BEGIN

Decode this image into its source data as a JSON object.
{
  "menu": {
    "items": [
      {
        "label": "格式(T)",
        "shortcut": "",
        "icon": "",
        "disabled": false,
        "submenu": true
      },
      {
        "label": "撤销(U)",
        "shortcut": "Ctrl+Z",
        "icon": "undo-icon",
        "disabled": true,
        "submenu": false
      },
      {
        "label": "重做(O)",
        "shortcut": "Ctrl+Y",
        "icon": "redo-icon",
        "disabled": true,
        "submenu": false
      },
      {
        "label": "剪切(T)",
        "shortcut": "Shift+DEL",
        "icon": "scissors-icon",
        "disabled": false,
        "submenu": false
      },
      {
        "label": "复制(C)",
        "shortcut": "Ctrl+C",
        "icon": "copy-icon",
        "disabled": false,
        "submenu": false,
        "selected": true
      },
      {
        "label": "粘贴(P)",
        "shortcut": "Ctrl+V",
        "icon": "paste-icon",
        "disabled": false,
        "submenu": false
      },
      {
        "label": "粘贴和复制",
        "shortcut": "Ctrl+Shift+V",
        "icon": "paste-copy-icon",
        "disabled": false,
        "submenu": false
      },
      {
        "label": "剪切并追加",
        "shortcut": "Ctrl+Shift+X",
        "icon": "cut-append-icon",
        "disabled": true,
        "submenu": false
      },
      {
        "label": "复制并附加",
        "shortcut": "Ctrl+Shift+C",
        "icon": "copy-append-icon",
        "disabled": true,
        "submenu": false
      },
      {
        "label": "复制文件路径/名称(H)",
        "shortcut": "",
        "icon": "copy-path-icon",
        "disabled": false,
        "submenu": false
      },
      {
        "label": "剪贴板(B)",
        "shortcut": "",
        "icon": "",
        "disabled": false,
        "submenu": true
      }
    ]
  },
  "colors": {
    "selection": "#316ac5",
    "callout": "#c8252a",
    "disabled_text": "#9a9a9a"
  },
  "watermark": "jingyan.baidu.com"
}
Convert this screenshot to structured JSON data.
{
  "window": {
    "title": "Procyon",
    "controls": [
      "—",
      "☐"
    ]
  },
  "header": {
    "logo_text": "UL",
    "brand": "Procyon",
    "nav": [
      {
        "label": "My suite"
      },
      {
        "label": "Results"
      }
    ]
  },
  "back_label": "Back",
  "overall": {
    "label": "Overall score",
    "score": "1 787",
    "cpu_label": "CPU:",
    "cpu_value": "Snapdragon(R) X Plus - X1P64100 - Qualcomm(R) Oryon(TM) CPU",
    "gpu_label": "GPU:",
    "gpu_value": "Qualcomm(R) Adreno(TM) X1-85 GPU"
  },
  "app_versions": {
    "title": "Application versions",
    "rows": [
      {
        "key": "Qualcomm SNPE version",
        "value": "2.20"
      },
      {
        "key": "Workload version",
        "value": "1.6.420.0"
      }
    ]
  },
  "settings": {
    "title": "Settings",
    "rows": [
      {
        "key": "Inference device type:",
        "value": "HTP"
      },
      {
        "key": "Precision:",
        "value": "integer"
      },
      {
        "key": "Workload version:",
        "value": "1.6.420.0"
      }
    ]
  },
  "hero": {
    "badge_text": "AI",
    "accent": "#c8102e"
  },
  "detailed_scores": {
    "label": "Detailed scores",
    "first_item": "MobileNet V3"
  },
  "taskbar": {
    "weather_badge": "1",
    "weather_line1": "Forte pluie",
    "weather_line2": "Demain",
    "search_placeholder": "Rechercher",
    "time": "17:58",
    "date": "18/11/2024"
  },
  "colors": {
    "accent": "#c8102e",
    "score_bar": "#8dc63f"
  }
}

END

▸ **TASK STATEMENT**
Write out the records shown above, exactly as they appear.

▸ **SOLVED PROBLEM**
Decode this image into its source data as a JSON object.
{
  "menu": {
    "items": [
      {
        "label": "格式(T)",
        "shortcut": "",
        "icon": "",
        "disabled": false,
        "submenu": true
      },
      {
        "label": "撤销(U)",
        "shortcut": "Ctrl+Z",
        "icon": "undo-icon",
        "disabled": true,
        "submenu": false
      },
      {
        "label": "重做(O)",
        "shortcut": "Ctrl+Y",
        "icon": "redo-icon",
        "disabled": true,
        "submenu": false
      },
      {
        "label": "剪切(T)",
        "shortcut": "Shift+DEL",
        "icon": "scissors-icon",
        "disabled": false,
        "submenu": false
      },
      {
        "label": "复制(C)",
        "shortcut": "Ctrl+C",
        "icon": "copy-icon",
        "disabled": false,
        "submenu": false,
        "selected": true
      },
      {
        "label": "粘贴(P)",
        "shortcut": "Ctrl+V",
        "icon": "paste-icon",
        "disabled": false,
        "submenu": false
      },
      {
        "label": "粘贴和复制",
        "shortcut": "Ctrl+Shift+V",
        "icon": "paste-copy-icon",
        "disabled": false,
        "submenu": false
      },
      {
        "label": "剪切并追加",
        "shortcut": "Ctrl+Shift+X",
        "icon": "cut-append-icon",
        "disabled": true,
        "submenu": false
      },
      {
        "label": "复制并附加",
        "shortcut": "Ctrl+Shift+C",
        "icon": "copy-append-icon",
        "disabled": true,
        "submenu": false
      },
      {
        "label": "复制文件路径/名称(H)",
        "shortcut": "",
        "icon": "copy-path-icon",
        "disabled": false,
        "submenu": false
      },
      {
        "label": "剪贴板(B)",
        "shortcut": "",
        "icon": "",
        "disabled": false,
        "submenu": true
      }
    ]
  },
  "colors": {
    "selection": "#316ac5",
    "callout": "#c8252a",
    "disabled_text": "#9a9a9a"
  },
  "watermark": "jingyan.baidu.com"
}
Convert this screenshot to structured JSON data.
{
  "window": {
    "title": "Procyon",
    "controls": [
      "—",
      "☐"
    ]
  },
  "header": {
    "logo_text": "UL",
    "brand": "Procyon",
    "nav": [
      {
        "label": "My suite"
      },
      {
        "label": "Results"
      }
    ]
  },
  "back_label": "Back",
  "overall": {
    "label": "Overall score",
    "score": "1 787",
    "cpu_label": "CPU:",
    "cpu_value": "Snapdragon(R) X Plus - X1P64100 - Qualcomm(R) Oryon(TM) CPU",
    "gpu_label": "GPU:",
    "gpu_value": "Qualcomm(R) Adreno(TM) X1-85 GPU"
  },
  "app_versions": {
    "title": "Application versions",
    "rows": [
      {
        "key": "Qualcomm SNPE version",
        "value": "2.20"
      },
      {
        "key": "Workload version",
        "value": "1.6.420.0"
      }
    ]
  },
  "settings": {
    "title": "Settings",
    "rows": [
      {
        "key": "Inference device type:",
        "value": "HTP"
      },
      {
        "key": "Precision:",
        "value": "integer"
      },
      {
        "key": "Workload version:",
        "value": "1.6.420.0"
      }
    ]
  },
  "hero": {
    "badge_text": "AI",
    "accent": "#c8102e"
  },
  "detailed_scores": {
    "label": "Detailed scores",
    "first_item": "MobileNet V3"
  },
  "taskbar": {
    "weather_badge": "1",
    "weather_line1": "Forte pluie",
    "weather_line2": "Demain",
    "search_placeholder": "Rechercher",
    "time": "17:58",
    "date": "18/11/2024"
  },
  "colors": {
    "accent": "#c8102e",
    "score_bar": "#8dc63f"
  }
}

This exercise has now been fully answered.